- Problem to work on: Check each line of the material, and show the ones that include the word "View".

[Records for this task — start]

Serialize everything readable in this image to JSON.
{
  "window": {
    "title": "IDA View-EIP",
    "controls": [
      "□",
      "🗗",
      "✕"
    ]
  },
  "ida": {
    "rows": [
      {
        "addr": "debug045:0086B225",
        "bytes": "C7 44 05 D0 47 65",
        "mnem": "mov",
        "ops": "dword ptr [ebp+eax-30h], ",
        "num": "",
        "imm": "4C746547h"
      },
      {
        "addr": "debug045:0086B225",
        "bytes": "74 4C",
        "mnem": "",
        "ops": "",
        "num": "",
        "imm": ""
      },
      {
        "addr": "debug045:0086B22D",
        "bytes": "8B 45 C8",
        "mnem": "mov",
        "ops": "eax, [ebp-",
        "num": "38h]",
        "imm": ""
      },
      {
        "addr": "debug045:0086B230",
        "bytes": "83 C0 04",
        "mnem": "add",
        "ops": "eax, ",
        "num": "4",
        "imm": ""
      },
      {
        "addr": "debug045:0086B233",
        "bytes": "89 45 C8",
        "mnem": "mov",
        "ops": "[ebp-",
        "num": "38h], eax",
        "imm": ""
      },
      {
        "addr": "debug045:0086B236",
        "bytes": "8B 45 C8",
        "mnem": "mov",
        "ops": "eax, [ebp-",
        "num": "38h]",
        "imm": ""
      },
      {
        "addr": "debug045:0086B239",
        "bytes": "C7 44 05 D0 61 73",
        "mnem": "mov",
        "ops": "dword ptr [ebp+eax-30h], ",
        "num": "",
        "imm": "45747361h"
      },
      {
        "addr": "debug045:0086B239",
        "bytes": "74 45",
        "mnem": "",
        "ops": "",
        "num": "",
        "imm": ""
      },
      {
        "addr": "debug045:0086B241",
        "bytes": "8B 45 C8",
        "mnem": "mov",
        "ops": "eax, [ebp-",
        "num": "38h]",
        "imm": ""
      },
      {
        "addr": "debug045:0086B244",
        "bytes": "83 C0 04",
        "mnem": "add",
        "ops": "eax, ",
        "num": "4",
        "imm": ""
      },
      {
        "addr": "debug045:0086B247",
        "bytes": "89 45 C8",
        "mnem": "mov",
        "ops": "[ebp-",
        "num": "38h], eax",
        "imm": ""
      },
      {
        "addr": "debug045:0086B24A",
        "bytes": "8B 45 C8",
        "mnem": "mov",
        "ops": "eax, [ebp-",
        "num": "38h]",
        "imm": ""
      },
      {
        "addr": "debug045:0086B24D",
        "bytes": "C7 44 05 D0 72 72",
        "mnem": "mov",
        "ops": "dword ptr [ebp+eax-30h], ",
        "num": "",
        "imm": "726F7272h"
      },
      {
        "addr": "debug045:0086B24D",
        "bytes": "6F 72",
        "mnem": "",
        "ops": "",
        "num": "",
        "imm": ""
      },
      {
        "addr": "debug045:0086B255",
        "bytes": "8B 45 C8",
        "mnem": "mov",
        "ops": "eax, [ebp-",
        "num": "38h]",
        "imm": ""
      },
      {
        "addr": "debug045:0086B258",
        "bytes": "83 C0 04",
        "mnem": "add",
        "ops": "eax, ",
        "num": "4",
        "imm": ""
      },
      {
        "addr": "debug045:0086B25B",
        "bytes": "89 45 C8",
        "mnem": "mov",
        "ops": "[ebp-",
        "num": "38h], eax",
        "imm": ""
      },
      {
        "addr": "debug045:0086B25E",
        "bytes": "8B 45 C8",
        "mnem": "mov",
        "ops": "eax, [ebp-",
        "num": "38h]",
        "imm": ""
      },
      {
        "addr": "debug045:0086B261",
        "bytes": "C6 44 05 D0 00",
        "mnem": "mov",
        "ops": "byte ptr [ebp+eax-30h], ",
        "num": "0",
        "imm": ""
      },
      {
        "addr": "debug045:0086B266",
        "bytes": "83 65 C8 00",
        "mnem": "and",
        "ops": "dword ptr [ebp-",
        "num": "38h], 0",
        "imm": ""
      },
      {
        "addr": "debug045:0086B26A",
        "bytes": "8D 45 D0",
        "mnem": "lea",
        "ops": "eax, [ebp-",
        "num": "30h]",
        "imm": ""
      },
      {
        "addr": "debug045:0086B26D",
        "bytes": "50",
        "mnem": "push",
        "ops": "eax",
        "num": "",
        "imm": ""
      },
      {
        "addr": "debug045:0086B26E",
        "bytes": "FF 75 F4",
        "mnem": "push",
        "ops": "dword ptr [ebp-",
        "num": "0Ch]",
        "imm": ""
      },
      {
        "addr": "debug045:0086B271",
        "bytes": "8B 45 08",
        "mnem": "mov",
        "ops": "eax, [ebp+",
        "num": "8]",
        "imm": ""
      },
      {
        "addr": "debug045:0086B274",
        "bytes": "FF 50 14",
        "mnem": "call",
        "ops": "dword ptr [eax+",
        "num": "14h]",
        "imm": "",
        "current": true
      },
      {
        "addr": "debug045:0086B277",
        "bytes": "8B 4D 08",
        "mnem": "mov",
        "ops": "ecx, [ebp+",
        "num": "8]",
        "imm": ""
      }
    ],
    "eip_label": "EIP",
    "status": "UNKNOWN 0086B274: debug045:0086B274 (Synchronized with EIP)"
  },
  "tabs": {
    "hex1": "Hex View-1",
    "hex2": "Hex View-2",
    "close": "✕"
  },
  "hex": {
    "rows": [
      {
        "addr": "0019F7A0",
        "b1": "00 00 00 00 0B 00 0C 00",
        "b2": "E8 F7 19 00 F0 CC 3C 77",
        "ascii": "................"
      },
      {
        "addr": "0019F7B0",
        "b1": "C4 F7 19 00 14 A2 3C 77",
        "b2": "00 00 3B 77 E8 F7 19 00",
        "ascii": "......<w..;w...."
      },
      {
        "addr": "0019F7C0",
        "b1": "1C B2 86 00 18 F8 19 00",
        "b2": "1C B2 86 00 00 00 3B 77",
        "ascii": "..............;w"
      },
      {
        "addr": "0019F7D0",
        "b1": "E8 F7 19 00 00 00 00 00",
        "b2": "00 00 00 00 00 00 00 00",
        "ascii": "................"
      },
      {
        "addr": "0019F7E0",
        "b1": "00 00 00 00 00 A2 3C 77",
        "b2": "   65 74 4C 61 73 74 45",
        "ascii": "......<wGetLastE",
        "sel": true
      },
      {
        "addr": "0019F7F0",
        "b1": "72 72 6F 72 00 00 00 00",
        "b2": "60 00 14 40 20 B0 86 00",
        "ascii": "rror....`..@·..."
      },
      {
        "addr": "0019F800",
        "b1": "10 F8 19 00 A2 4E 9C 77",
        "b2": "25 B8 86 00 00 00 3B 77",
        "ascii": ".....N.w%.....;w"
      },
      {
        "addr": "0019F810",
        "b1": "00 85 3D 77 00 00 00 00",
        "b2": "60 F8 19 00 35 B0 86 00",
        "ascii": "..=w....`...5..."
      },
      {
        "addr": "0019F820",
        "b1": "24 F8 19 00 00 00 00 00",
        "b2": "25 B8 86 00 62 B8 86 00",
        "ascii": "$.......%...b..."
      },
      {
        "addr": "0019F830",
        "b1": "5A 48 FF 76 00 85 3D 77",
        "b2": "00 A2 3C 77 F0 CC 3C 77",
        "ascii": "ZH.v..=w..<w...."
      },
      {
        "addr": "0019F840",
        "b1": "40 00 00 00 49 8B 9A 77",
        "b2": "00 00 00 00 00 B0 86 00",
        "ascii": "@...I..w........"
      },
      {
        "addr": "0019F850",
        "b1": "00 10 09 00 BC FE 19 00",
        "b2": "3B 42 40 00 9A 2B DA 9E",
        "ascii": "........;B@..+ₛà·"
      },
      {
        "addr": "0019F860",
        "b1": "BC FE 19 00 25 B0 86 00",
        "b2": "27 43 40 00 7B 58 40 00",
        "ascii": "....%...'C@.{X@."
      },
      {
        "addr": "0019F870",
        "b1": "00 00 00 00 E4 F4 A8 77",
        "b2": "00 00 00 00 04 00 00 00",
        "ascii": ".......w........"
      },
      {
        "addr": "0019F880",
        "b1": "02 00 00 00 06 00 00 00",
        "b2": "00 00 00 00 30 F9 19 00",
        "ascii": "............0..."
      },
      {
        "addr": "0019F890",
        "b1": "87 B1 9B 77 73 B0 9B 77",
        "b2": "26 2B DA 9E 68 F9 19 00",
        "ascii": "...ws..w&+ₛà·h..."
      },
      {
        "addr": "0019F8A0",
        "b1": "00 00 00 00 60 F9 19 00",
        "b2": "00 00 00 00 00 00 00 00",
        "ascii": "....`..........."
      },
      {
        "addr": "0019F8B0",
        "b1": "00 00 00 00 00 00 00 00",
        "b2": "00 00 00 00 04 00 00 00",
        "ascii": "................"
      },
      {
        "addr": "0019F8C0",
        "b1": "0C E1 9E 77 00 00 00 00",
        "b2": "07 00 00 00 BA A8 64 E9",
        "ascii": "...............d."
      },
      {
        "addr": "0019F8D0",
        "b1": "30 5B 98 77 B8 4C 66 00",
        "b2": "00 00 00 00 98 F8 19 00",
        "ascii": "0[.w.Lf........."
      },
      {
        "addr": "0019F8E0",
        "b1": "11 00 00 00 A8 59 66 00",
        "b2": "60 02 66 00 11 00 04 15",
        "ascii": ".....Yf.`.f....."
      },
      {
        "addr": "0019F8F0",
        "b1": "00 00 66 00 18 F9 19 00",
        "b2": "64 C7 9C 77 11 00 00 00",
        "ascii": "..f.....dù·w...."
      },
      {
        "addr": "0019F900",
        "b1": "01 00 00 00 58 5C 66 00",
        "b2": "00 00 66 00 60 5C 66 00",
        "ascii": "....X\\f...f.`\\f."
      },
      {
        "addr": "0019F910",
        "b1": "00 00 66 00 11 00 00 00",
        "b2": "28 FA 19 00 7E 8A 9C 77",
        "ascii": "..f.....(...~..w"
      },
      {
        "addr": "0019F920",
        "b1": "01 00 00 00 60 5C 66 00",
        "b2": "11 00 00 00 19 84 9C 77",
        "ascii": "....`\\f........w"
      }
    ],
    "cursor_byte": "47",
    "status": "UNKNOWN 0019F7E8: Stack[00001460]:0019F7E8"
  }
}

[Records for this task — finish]

- Solved problem:
    "title": "IDA View-EIP",
    "hex1": "Hex View-1",
    "hex2": "Hex View-2",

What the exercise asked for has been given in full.